According to an official of the International Monetary Fund (IMF), negotiations are still ongoing with Ghanaian authorities over possible financial and technical assistance for the country.
However, indications are that a possible Fund programme by 2015 may not be possible.
“I don’t really have any fresh guidance on Ghana, per se, in terms of developments,” remarked William Murray, Deputy Spokesperson at the Communications Department, last Thursday.
He was addressing journalists in IMF’s final press briefing of the year.
Mr Murray, however, acknowledged that concrete steps are being taken in Ghana to clean up the government payroll and also seek external financial assurances from bilateral donors and international institutions.
“Once this work is completed a financial arrangement to support Ghana’s economic program could be agreed at staff level before being proposed for the IMF Executive Board’s consideration.”
A decision by the Fund’s 24-member Executive Board, made up of all 188 member countries is crucial for a possible assistance from the Bretton Woods institution.
The IMF Executive Board normally makes decisions based on consensus but sometimes formal votes are taken. At the end of most formal discussions, the Board issues what is known as a summing up, which summarizes its views.

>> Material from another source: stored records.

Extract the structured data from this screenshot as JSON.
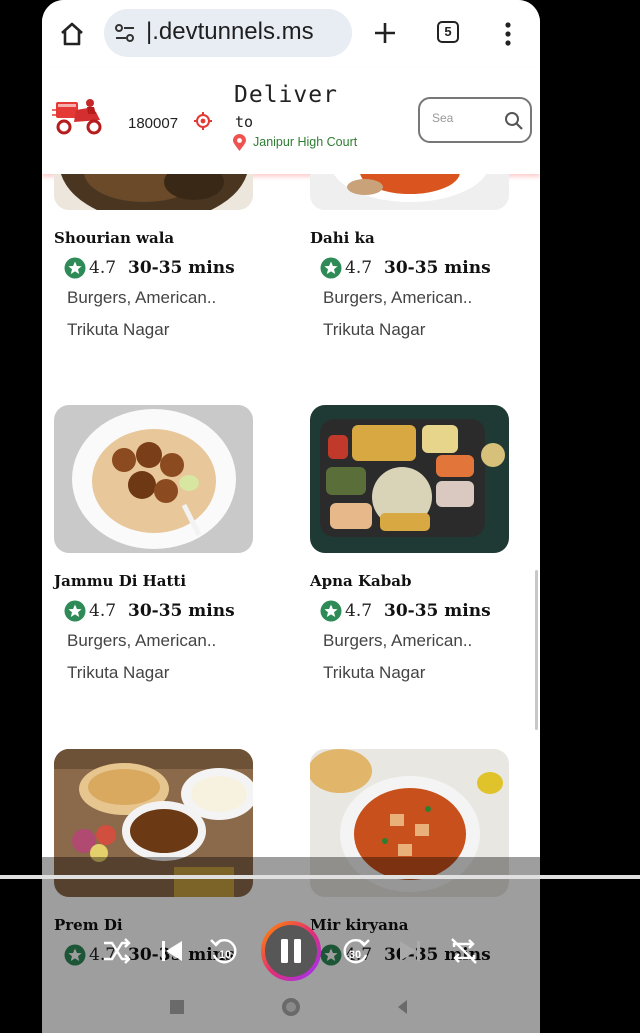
{
  "browser": {
    "url": "|.devtunnels.ms",
    "tab_count": "5"
  },
  "header": {
    "pincode": "180007",
    "deliver_title": "Deliver",
    "deliver_to": "to",
    "location": "Janipur High Court",
    "search_placeholder": "Sea"
  },
  "restaurants": [
    {
      "name": "Shourian wala",
      "rating": "4.7",
      "eta": "30-35 mins",
      "cuisine": "Burgers, American..",
      "area": "Trikuta Nagar"
    },
    {
      "name": "Dahi ka",
      "rating": "4.7",
      "eta": "30-35 mins",
      "cuisine": "Burgers, American..",
      "area": "Trikuta Nagar"
    },
    {
      "name": "Jammu Di Hatti",
      "rating": "4.7",
      "eta": "30-35 mins",
      "cuisine": "Burgers, American..",
      "area": "Trikuta Nagar"
    },
    {
      "name": "Apna Kabab",
      "rating": "4.7",
      "eta": "30-35 mins",
      "cuisine": "Burgers, American..",
      "area": "Trikuta Nagar"
    },
    {
      "name": "Prem Di",
      "rating": "4.7",
      "eta": "30-35 mins",
      "cuisine": "",
      "area": ""
    },
    {
      "name": "Mir kiryana",
      "rating": "4.7",
      "eta": "30-35 mins",
      "cuisine": "",
      "area": ""
    }
  ],
  "player": {
    "progress": 1.0,
    "rewind_seconds": "10",
    "forward_seconds": "30"
  },
  "colors": {
    "brand_red": "#e53935",
    "location_green": "#2e7d32",
    "rating_green": "#2e8b57",
    "url_pill": "#e8ecf3"
  }
}
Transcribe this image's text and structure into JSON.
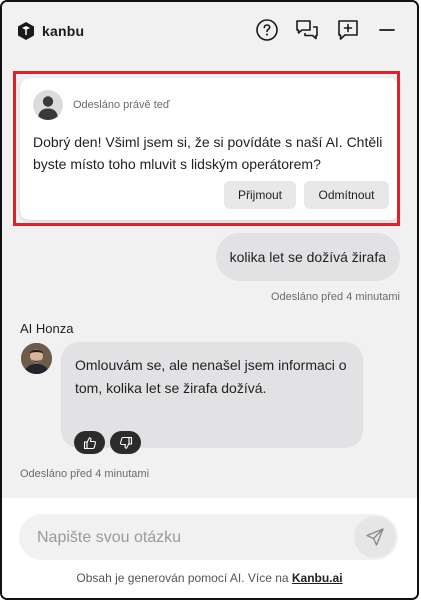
{
  "header": {
    "brand": "kanbu",
    "icons": [
      "help-icon",
      "conversations-icon",
      "new-chat-icon",
      "minimize-icon"
    ]
  },
  "offer": {
    "meta": "Odesláno právě teď",
    "text": "Dobrý den! Všiml jsem si, že si povídáte s naší AI. Chtěli byste místo toho mluvit s lidským operátorem?",
    "accept_label": "Přijmout",
    "decline_label": "Odmítnout"
  },
  "user_message": {
    "text": "kolika let se dožívá žirafa",
    "meta": "Odesláno před 4 minutami"
  },
  "ai_message": {
    "sender": "AI Honza",
    "text": "Omlouvám se, ale nenašel jsem informaci o tom, kolika let se žirafa dožívá.",
    "meta": "Odesláno před 4 minutami"
  },
  "composer": {
    "placeholder": "Napište svou otázku"
  },
  "disclaimer": {
    "prefix": "Obsah je generován pomocí AI. Více na ",
    "link_text": "Kanbu.ai"
  },
  "colors": {
    "highlight": "#e0202a",
    "background": "#f1f1f2",
    "bubble": "#e2e2e4",
    "rate_button": "#2b2b2b"
  }
}
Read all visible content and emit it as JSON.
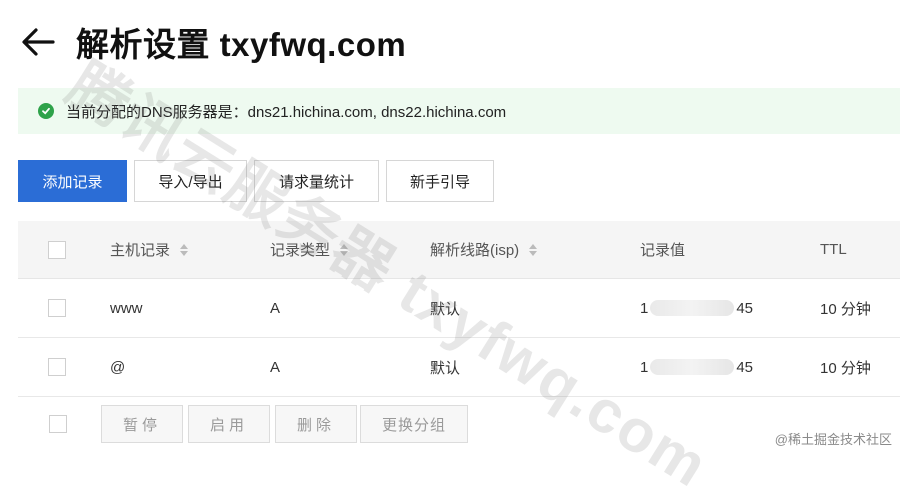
{
  "header": {
    "title": "解析设置 txyfwq.com"
  },
  "notice": {
    "text": "当前分配的DNS服务器是：dns21.hichina.com, dns22.hichina.com",
    "color": "#2ea24a"
  },
  "toolbar": {
    "add": "添加记录",
    "import": "导入/导出",
    "stats": "请求量统计",
    "guide": "新手引导"
  },
  "table": {
    "headers": {
      "host": "主机记录",
      "type": "记录类型",
      "line": "解析线路(isp)",
      "value": "记录值",
      "ttl": "TTL"
    },
    "rows": [
      {
        "host": "www",
        "type": "A",
        "line": "默认",
        "value_prefix": "1",
        "value_suffix": "45",
        "ttl": "10 分钟"
      },
      {
        "host": "@",
        "type": "A",
        "line": "默认",
        "value_prefix": "1",
        "value_suffix": "45",
        "ttl": "10 分钟"
      }
    ]
  },
  "bulk": {
    "pause": "暂停",
    "enable": "启用",
    "delete": "删除",
    "group": "更换分组"
  },
  "watermark": "腾讯云服务器 txyfwq.com",
  "credit": "@稀土掘金技术社区",
  "colors": {
    "primary": "#2b6dd6",
    "notice_bg": "#eefaf0"
  }
}
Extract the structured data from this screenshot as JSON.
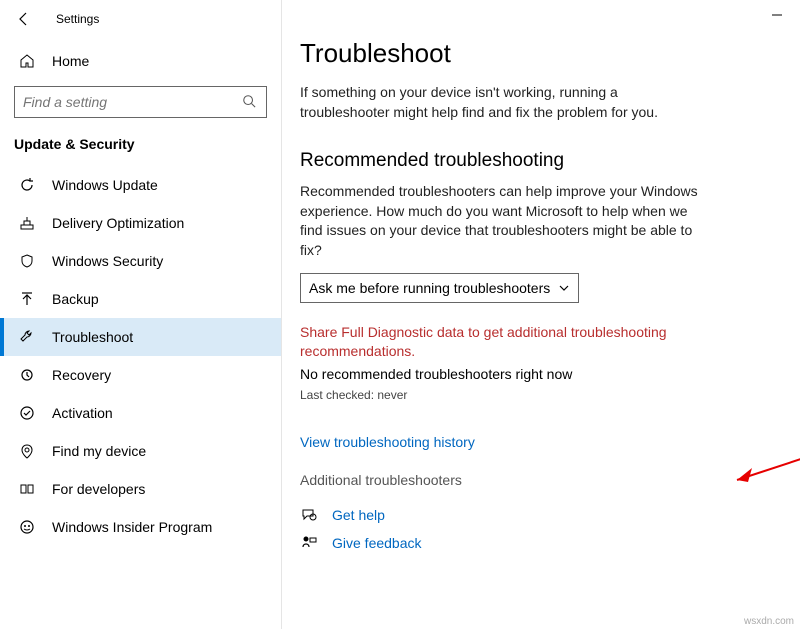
{
  "title": "Settings",
  "home_label": "Home",
  "search_placeholder": "Find a setting",
  "section_title": "Update & Security",
  "nav": [
    {
      "label": "Windows Update"
    },
    {
      "label": "Delivery Optimization"
    },
    {
      "label": "Windows Security"
    },
    {
      "label": "Backup"
    },
    {
      "label": "Troubleshoot"
    },
    {
      "label": "Recovery"
    },
    {
      "label": "Activation"
    },
    {
      "label": "Find my device"
    },
    {
      "label": "For developers"
    },
    {
      "label": "Windows Insider Program"
    }
  ],
  "page": {
    "title": "Troubleshoot",
    "intro": "If something on your device isn't working, running a troubleshooter might help find and fix the problem for you.",
    "recommended_title": "Recommended troubleshooting",
    "recommended_desc": "Recommended troubleshooters can help improve your Windows experience. How much do you want Microsoft to help when we find issues on your device that troubleshooters might be able to fix?",
    "dropdown_value": "Ask me before running troubleshooters",
    "warning_link": "Share Full Diagnostic data to get additional troubleshooting recommendations.",
    "no_rec": "No recommended troubleshooters right now",
    "last_checked": "Last checked: never",
    "history_link": "View troubleshooting history",
    "additional": "Additional troubleshooters",
    "get_help": "Get help",
    "give_feedback": "Give feedback"
  },
  "watermark": "wsxdn.com"
}
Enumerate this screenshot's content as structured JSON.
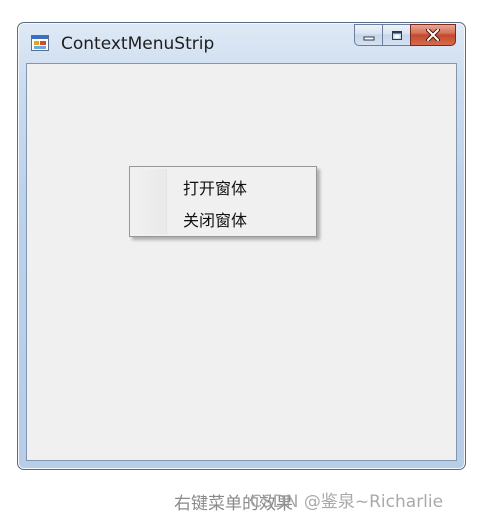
{
  "window": {
    "title": "ContextMenuStrip",
    "app_icon": "winforms-app-icon",
    "buttons": {
      "minimize_icon": "minimize-icon",
      "maximize_icon": "maximize-icon",
      "close_icon": "close-icon"
    }
  },
  "context_menu": {
    "items": [
      {
        "label": "打开窗体"
      },
      {
        "label": "关闭窗体"
      }
    ]
  },
  "caption": "右键菜单的效果",
  "watermark": "CSDN @鉴泉~Richarlie",
  "colors": {
    "close_button": "#c24a2e",
    "frame": "#b7cde8",
    "client_background": "#f0f0f0"
  }
}
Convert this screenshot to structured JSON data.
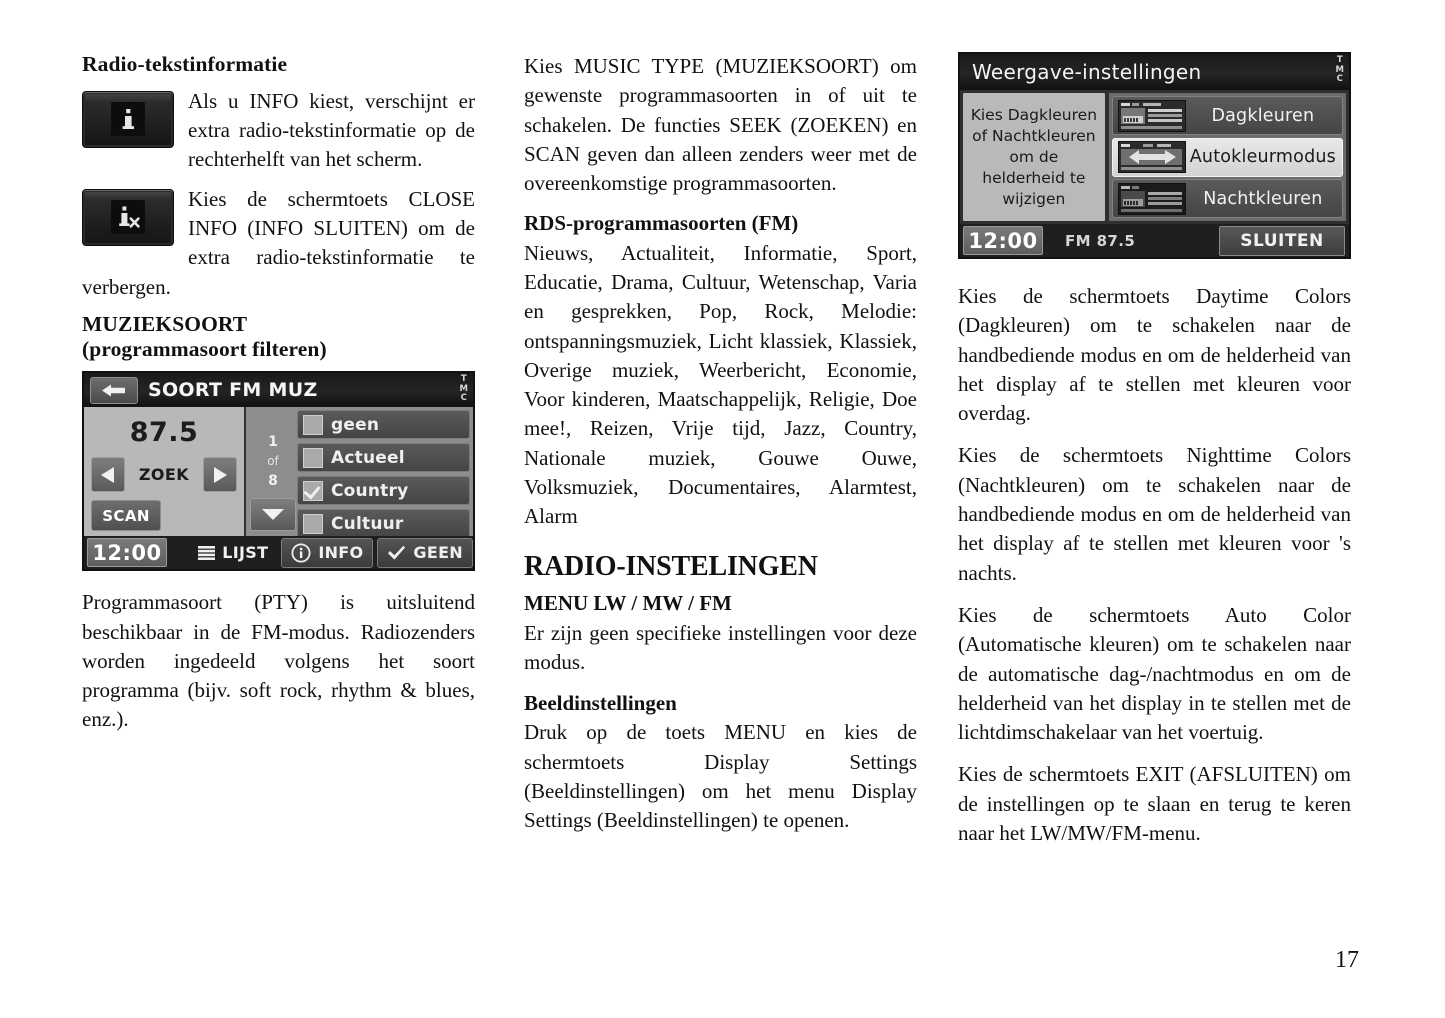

Mr Murray indicated that currently “we are still working with Ghana in terms of nailing down details of policies that could be supported by the Fund and its Executive Board.”
Ghana approached the Fund in August for a programme, which many regard as a bailout.
But it seems the start date of January 2015 announced by President John Mahama may elude the discussion parties.
Ghana is expected to run a three-year programme once it starts.